More about the Program
Many military men and women use fertility treatments in different ways. CRH&G offers 15% off all services not covered by your insurance. Here are a few reasons why military professionals are seeking reproductive assistance or preservation.
- Deployment: Time apart due to relocations and deployment can interrupt the process of creating a baby
- Stress: Stress from the military life can affect fertility
- Wounded: A few thousand veterans have become infertile due to combat injuries
- Cancer: Oncology patients wanting to preserve prior to cancer treatments

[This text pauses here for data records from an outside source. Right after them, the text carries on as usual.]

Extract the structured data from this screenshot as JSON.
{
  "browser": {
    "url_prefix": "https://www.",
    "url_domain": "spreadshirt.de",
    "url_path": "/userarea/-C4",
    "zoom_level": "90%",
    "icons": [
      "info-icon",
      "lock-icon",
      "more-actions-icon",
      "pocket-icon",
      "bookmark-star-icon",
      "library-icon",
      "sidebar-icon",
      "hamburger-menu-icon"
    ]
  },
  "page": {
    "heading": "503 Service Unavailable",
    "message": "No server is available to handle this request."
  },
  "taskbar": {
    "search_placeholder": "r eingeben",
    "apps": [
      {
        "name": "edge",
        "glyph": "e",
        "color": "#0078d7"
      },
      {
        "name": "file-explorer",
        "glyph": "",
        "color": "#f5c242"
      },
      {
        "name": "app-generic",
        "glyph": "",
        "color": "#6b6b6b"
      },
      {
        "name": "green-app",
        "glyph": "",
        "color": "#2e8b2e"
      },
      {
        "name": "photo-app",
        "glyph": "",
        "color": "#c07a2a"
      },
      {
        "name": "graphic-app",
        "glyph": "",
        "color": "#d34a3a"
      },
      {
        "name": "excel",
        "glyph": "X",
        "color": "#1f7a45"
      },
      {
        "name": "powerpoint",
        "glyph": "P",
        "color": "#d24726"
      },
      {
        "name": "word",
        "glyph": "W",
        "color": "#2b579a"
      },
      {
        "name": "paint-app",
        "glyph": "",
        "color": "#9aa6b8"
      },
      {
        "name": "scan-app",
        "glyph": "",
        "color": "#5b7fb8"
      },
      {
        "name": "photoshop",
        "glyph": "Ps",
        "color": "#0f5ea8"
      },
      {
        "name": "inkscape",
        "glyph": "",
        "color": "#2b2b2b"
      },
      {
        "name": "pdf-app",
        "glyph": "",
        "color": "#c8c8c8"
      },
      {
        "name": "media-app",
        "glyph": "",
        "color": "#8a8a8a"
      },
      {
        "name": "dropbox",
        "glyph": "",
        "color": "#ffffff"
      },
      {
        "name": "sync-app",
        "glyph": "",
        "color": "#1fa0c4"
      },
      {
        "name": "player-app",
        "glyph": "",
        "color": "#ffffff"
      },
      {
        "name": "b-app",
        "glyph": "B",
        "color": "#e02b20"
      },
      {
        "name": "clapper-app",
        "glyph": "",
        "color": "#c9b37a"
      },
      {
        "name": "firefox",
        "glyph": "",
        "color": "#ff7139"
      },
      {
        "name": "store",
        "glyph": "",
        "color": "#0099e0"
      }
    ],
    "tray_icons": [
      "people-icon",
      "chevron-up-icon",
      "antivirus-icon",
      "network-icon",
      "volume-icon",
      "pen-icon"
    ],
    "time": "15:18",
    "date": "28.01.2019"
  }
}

According to a study of Veterans who served in Operation Enduring Freedom (OEF) and Operation Iraqi Freedom (OIF), or elsewhere during the same time period, 15.8% of women and 13.8% of men reported that they had experienced infertility. Infertility is defined as trying with a partner to get pregnant for more than 12 months. Infertility among the general population in the U.S. ranges from 8% to 20%, depending on the definition used. Infertility can be defined in many different ways, so it is difficult to make direct comparisons between the Veteran population and the non-Veteran population. The causes of infertility were similar between the Veterans participating in the study and that of couples in the U.S. undergoing fertility treatment. Causes included problems with ovulation or issues with sperm or testes.